This is where the elbow grease comes in. To eliminate the nubs and bumps, the piece is wet-sanded by hand. Frank Wise, Custom Design USA Inc., Oklahoma City, compares this step to wet-sanding the paint on a car. He starts with 200-grit sandpaper and works up to 1,000 grit. Ogden starts with 1,000 grit if the surface has quite a few impurities and finishes up with as fine as 2,500 grit. Wetting the surface makes the process easier and the surface smoother.
Once the surface has been sanded smooth, the coating is buffed using a commercial variable-speed buffer. Start buffing with a more-aggressive buffing compound and a higher-grit buffing pad, and work down through medium and fine-grit polishing pads. Ogden recommends using wool pads over foam and using the compound liberally.
While the process feels similar to buffing paint, there is little risk of going too far and buffing all the way through the coating, as can happen with paint. Also, more pressure must be applied than when buffing paint, in order to remove all the sanding marks.
After buffing with each grit, wipe the piece clean with a damp cotton cloth. Repeat the process until this cleaning step reveals that the desired finish has been accomplished.
The biggest downside to sanding and buffing is the extra time it adds to the process and the cost to the customer that results. There is no way to sugarcoat this, but clear communication from the beginning will set a cost expectation and demonstrate the benefits.
The best way to communicate is with samples that the customer can see and touch. “One selling point is the feel of the product,” Ogden says. “It has the feel of old marble. Customers who really want something unique and are already convinced of the worth of a one-of-a-kind concrete table or counter are most likely to appreciate the value added by sanding and buffing.”
Why do it?
The main reason is appearance. “It’s gorgeous,” says Doug Bannister, owner of The Stamp Store, Oklahoma City. “What you’re doing is taking the shine away and then putting a degree of shine back. It has a wonderful glow.” For the customer this is a better-looking result. For the contractor, it is a competitive advantage. “I just wanted to make my work look different — and nicer — than everybody else’s,” says Frank Wise.
Performance coatings such as epoxies and polyaspartics tend to have a high sheen. Some people don’t like the shiny look. And any scratches in the high-gloss coating are immediately visible. Sanding and buffing give a piece a softer-looking finish and keep scratches from showing.

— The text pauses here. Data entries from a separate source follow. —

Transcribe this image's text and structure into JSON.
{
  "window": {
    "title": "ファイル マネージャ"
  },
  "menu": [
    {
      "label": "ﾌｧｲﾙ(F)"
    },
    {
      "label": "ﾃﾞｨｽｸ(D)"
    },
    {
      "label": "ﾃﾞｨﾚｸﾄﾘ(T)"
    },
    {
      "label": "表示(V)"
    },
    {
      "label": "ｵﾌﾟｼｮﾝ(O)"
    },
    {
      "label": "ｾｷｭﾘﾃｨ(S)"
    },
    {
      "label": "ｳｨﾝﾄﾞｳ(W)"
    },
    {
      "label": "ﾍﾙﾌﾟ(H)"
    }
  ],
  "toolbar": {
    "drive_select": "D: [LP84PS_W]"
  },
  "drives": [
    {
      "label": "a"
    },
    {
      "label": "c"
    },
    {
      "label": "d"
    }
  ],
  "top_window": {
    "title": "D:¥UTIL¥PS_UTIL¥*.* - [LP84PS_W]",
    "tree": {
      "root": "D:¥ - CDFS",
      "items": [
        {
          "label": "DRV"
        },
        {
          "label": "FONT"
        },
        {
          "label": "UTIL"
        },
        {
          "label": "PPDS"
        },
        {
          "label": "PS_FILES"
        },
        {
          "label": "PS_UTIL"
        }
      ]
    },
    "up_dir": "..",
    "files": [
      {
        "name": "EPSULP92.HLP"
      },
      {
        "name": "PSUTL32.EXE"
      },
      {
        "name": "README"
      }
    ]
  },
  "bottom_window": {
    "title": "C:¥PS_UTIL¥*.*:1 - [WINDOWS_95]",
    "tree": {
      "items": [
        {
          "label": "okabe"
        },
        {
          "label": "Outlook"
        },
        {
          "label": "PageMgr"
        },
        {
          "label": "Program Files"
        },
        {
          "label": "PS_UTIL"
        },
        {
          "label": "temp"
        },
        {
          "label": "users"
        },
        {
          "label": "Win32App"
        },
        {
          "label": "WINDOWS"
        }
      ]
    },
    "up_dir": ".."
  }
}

Bannister suggests that the heat generated during buffing actually improves the scratch resistance of the coatings.
Another reason is the feel. Sanding and buffing give the surface a nice “hand-feel” comparable to natural stone. Bannister recalls taking two tabletops to an art show. Visitors repeatedly ran their fingers over the buffed and sanded piece, but not the other.

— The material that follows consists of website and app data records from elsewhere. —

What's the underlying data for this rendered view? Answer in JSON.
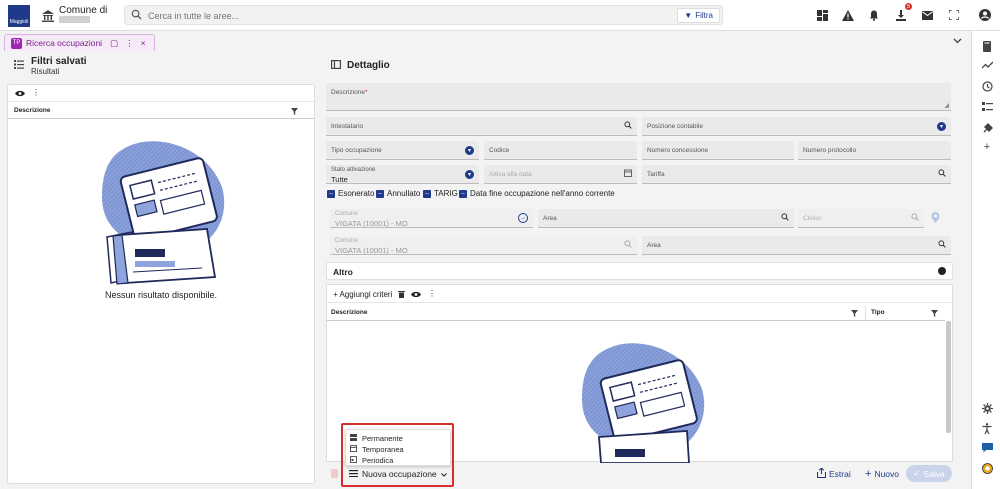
{
  "topbar": {
    "logo_text": "Maggioli",
    "comune_label": "Comune di",
    "search_placeholder": "Cerca in tutte le aree...",
    "filter_label": "Filtra",
    "download_badge": "8"
  },
  "tab": {
    "badge": "TP",
    "label": "Ricerca occupazioni",
    "pin": "▢",
    "more": "⋮",
    "close": "×"
  },
  "left": {
    "title": "Filtri salvati",
    "subtitle": "Risultati",
    "column_header": "Descrizione",
    "empty_message": "Nessun risultato disponibile."
  },
  "right": {
    "title": "Dettaglio",
    "fields": {
      "descrizione": "Descrizione",
      "intestatario": "Intestatario",
      "posizione_contabile": "Posizione contabile",
      "tipo_occupazione": "Tipo occupazione",
      "codice": "Codice",
      "numero_concessione": "Numero concessione",
      "numero_protocollo": "Numero protocollo",
      "stato_attivazione_label": "Stato attivazione",
      "stato_attivazione_value": "Tutte",
      "attiva_alla_data": "Attiva alla data",
      "tariffa": "Tariffa",
      "comune1_label": "Comune",
      "comune1_value": "VIGATA (10001) - MO",
      "area1": "Area",
      "civico": "Civico",
      "comune2_label": "Comune",
      "comune2_value": "VIGATA (10001) - MO",
      "area2": "Area"
    },
    "checkboxes": [
      "Esonerato",
      "Annullato",
      "TARIG",
      "Data fine occupazione nell'anno corrente"
    ],
    "altro_label": "Altro",
    "criteria": {
      "add_label": "+ Aggiungi criteri",
      "col_descrizione": "Descrizione",
      "col_tipo": "Tipo"
    }
  },
  "menu": {
    "items": [
      {
        "icon": "permanent-icon",
        "label": "Permanente"
      },
      {
        "icon": "calendar-icon",
        "label": "Temporanea"
      },
      {
        "icon": "periodic-icon",
        "label": "Periodica"
      }
    ],
    "trigger_label": "Nuova occupazione"
  },
  "actions": {
    "estrai": "Estrai",
    "nuovo": "Nuovo",
    "salva": "Salva"
  },
  "colors": {
    "primary": "#1f3a8a",
    "tab_accent": "#9c27b0",
    "highlight": "#d32f2f"
  }
}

Finally, the look of concrete surfaces that have been sanded and buffed can be restored by repeating the process after years of wear. If the coating gets scratched or dull, wet-sanding and buffing it again restores the soft luster.

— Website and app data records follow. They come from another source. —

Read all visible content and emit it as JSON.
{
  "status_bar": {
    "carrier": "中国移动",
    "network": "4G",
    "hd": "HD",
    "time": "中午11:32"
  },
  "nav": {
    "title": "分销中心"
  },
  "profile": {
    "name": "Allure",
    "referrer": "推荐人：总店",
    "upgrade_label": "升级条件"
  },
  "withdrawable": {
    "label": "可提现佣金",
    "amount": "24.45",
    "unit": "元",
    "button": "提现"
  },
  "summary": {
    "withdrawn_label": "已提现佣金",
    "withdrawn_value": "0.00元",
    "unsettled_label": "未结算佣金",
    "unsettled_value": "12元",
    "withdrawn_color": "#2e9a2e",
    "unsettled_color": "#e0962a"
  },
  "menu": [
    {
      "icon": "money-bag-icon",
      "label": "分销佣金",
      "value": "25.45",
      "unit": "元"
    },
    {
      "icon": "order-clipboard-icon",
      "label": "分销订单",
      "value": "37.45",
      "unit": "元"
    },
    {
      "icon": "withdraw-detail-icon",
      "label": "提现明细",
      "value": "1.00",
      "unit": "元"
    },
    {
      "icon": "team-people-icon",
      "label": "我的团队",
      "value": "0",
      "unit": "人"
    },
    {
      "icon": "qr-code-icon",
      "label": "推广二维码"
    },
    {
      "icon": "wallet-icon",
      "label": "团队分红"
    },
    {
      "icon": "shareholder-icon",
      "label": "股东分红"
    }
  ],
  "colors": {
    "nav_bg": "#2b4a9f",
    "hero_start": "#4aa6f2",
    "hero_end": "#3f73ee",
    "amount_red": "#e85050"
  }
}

The story Rick Ogden tells about how he got started sanding and buffing illustrates both the process and the end result. He says: “I made a coffee table for a man, and even though it was a very beautiful table, it had one little impurity in it that you felt every time you passed your hand over the table. I just could not sell it like that. So I decided to sand it out and see if I could buff the table back to some sort of luster that would be acceptable. Not only was I able to do it, the overall feeling and look of the table was improved immensely. Now I sand and buff everything I do and the results are always worth it.”